Western reproductive medicine has created a great deal of false hope. Fortunately, it has also galvanized the determination of some couples to seek out non-Western methods of fertility enhancement. Many are discovering healthier, more holistic ways pf treating their bodies and their minds. Traditional Chinese medicine can enhance both women’s and men’s fertility and improve their health—treatment that can be used in conjunction with the most cutting-edge Western reproductive medicine to increase the chances for conception. It also can help a woman move gently and naturally to a state of health and wellbeing that will allow her body to do what it is meant to: conceive and carry to term a healthy, living child.

The clients who find their way to our program arrive discouraged, disheartened and hoping against hope there might be an alternative that will allow them to have a child. It is our blessing and our responsibility to be able to offer them new options — hope from the other side of the world that they, too, can feel a child quickening within them and one day hold that child in their arms. My work with fertility issues began as a result of my personal struggles. Now we treat couples who are trying to get pregnant full-time. Though we share the heartache of each new friend we meet, we also get to experience the elation of new mothers who had previously been told they were infertile, had no hope of conception, were too old, had poor egg quality, “unexplained infertility,” multiple failed assisted reproductive techniques, or recurrent miscarriages, and as a result of our treatment, they became pregnant. It is my greatest desire that we share what we have learned and seen with would-be parents everywhere.

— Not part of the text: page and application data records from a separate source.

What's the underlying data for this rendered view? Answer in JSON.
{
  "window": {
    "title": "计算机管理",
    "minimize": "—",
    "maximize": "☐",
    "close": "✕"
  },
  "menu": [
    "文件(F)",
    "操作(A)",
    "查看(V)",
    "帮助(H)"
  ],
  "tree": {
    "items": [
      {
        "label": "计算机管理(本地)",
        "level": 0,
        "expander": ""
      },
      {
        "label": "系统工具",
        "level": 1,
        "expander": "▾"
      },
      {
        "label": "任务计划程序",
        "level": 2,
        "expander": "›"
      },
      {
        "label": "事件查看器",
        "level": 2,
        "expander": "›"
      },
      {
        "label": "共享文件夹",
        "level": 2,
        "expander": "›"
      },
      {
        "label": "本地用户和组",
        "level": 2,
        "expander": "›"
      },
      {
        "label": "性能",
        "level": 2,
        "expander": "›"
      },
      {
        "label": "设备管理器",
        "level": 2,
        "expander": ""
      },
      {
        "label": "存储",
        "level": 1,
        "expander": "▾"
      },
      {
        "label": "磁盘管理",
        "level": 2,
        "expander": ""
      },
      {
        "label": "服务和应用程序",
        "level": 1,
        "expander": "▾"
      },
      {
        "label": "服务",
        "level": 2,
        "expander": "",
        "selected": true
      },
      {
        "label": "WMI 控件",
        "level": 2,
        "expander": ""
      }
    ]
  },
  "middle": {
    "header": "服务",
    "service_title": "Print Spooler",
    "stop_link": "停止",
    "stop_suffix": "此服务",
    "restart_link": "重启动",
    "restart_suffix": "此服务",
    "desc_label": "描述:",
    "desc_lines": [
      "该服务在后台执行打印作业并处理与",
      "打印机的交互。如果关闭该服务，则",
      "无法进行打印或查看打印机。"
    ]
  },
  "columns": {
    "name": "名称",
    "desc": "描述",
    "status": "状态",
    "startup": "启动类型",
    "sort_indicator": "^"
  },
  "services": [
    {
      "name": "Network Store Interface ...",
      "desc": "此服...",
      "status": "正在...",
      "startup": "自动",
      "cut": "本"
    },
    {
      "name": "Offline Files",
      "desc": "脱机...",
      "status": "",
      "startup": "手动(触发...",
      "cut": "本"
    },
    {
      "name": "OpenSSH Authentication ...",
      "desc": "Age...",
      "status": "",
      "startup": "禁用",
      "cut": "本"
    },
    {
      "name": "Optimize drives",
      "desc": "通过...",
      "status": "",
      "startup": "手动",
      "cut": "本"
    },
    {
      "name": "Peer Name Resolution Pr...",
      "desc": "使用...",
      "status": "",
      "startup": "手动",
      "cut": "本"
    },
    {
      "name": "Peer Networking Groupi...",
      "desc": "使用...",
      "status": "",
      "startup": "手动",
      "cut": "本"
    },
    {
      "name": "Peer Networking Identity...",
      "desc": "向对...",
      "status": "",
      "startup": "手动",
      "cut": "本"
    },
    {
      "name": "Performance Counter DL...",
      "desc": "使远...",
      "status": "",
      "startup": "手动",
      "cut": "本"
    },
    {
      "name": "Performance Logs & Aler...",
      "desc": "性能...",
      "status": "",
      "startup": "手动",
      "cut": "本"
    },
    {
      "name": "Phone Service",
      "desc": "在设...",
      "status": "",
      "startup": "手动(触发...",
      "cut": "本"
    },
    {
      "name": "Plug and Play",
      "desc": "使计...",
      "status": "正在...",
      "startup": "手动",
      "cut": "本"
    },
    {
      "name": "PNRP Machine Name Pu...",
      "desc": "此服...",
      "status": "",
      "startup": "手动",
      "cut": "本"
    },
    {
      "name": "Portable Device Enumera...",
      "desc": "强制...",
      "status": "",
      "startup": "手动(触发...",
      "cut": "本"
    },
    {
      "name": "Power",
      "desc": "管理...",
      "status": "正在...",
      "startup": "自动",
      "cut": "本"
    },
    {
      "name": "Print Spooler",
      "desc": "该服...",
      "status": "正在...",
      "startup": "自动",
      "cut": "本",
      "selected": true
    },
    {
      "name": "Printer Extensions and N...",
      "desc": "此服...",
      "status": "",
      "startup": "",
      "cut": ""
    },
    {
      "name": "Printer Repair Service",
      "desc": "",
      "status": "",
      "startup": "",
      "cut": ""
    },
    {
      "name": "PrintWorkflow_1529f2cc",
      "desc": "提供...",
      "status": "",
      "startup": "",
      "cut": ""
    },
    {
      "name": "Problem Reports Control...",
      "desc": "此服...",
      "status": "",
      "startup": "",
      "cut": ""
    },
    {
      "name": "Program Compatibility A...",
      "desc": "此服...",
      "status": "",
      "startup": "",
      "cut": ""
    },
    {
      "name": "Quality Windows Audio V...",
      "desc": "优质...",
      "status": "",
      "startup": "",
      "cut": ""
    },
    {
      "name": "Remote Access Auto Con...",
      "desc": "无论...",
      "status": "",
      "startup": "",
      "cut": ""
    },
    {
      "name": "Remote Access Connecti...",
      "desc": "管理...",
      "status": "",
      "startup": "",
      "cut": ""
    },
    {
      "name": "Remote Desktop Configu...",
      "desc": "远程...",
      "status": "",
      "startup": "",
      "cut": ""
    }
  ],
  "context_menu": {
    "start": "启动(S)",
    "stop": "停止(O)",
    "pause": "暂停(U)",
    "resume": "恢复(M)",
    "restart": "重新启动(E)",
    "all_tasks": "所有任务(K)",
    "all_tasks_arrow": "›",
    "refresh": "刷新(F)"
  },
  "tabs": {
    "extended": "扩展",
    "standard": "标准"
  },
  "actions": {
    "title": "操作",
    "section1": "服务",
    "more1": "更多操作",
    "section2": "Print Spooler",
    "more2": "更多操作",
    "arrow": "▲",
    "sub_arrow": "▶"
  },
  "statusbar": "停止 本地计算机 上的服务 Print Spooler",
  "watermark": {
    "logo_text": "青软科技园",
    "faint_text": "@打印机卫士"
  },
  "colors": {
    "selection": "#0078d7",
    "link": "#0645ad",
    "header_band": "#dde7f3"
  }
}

If you have been told you are infertile, I have one message for you: There is no such thing as infertility. It is a myth! Rarely have I met a woman or man of childbearing age with all of their reproductive organs intact who wasn’t capable of bearing offspring. As long as the anatomical structures are present, a medical diagnosis of “infertility” is often a fallacy. The real issue is getting your reproductive organs to respond. Many factors can cause a couple to have difficulty conceiving, but once these factors are overcome and your body restored to health, conception can occur naturally. The focus of our program is to remove obstructions to conception, thereby allowing the expression of life through us. The stories of our patients you will read on this site are not unusual. Women and men around the world are finding more natural means to overcome their fertility barriers. Yet there is an inherent timing to all the processes in nature. Natural treatment allows conception to occur rather than forcing it. Your job is simply to be ready for the occasion when the universe says, “It’s time.”

Devour all the knowledge you can about fertility. Take control of your own health and trust yourself. No one is in tune with your body like you are. The ability to reproduce is inherent in your nature. Become your own best advocate; after all, the program that succeeds has to be one you can live with. Learn to trust your instincts until the solution for you emerges.

Above all, know that you are not broken; you are not deficient. No matter what the outcome of your personal journey, you are whole. There is an inherent wisdom in the universe. Bringing a new life into the world is not merely a physical event. Our job is to prepare—physically, mentally, emotionally and spiritually—to connect with forces greater than us.

You can conceive. You will conceive. It may take more motivation and perseverance than you ever thought possible. But Nature is on your side. With her gentle help and support, your child will come.